**YOUR INSTRUCTIONS:**
The pictures are to be dropped, and the records below are to be restated word for word.

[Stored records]
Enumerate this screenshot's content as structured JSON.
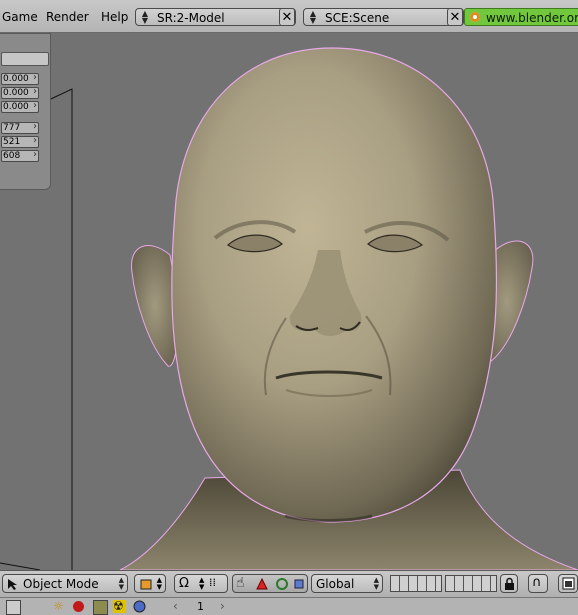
{
  "menu": [
    "Game",
    "Render",
    "Help"
  ],
  "screen_selector": {
    "label": "SR:2-Model"
  },
  "scene_selector": {
    "label": "SCE:Scene"
  },
  "website_button": {
    "label": "www.blender.org"
  },
  "transform_panel": {
    "location": [
      "0.000",
      "0.000",
      "0.000"
    ],
    "rotation": [
      "777",
      "521",
      "608"
    ]
  },
  "view3d_header": {
    "mode": "Object Mode",
    "orientation": "Global"
  },
  "timeline": {
    "frame": "1"
  },
  "colors": {
    "background": "#727272",
    "header": "#b8b8b8",
    "website_button": "#71c83c",
    "skin": "#a89e82",
    "selection_outline": "#e8a8e8"
  },
  "icons": [
    "arrows-updown-icon",
    "close-icon",
    "blender-logo-icon",
    "cursor-icon",
    "object-box-icon",
    "pivot-icon",
    "hand-icon",
    "translate-icon",
    "rotate-icon",
    "scale-icon",
    "lock-icon",
    "magnet-icon",
    "render-icon",
    "sun-icon",
    "sphere-icon",
    "world-icon",
    "radiation-icon"
  ]
}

**RESPONSE TO THE EXERCISE:**
Enumerate this screenshot's content as structured JSON.
{
  "menu": [
    "Game",
    "Render",
    "Help"
  ],
  "screen_selector": {
    "label": "SR:2-Model"
  },
  "scene_selector": {
    "label": "SCE:Scene"
  },
  "website_button": {
    "label": "www.blender.org"
  },
  "transform_panel": {
    "location": [
      "0.000",
      "0.000",
      "0.000"
    ],
    "rotation": [
      "777",
      "521",
      "608"
    ]
  },
  "view3d_header": {
    "mode": "Object Mode",
    "orientation": "Global"
  },
  "timeline": {
    "frame": "1"
  },
  "colors": {
    "background": "#727272",
    "header": "#b8b8b8",
    "website_button": "#71c83c",
    "skin": "#a89e82",
    "selection_outline": "#e8a8e8"
  },
  "icons": [
    "arrows-updown-icon",
    "close-icon",
    "blender-logo-icon",
    "cursor-icon",
    "object-box-icon",
    "pivot-icon",
    "hand-icon",
    "translate-icon",
    "rotate-icon",
    "scale-icon",
    "lock-icon",
    "magnet-icon",
    "render-icon",
    "sun-icon",
    "sphere-icon",
    "world-icon",
    "radiation-icon"
  ]
}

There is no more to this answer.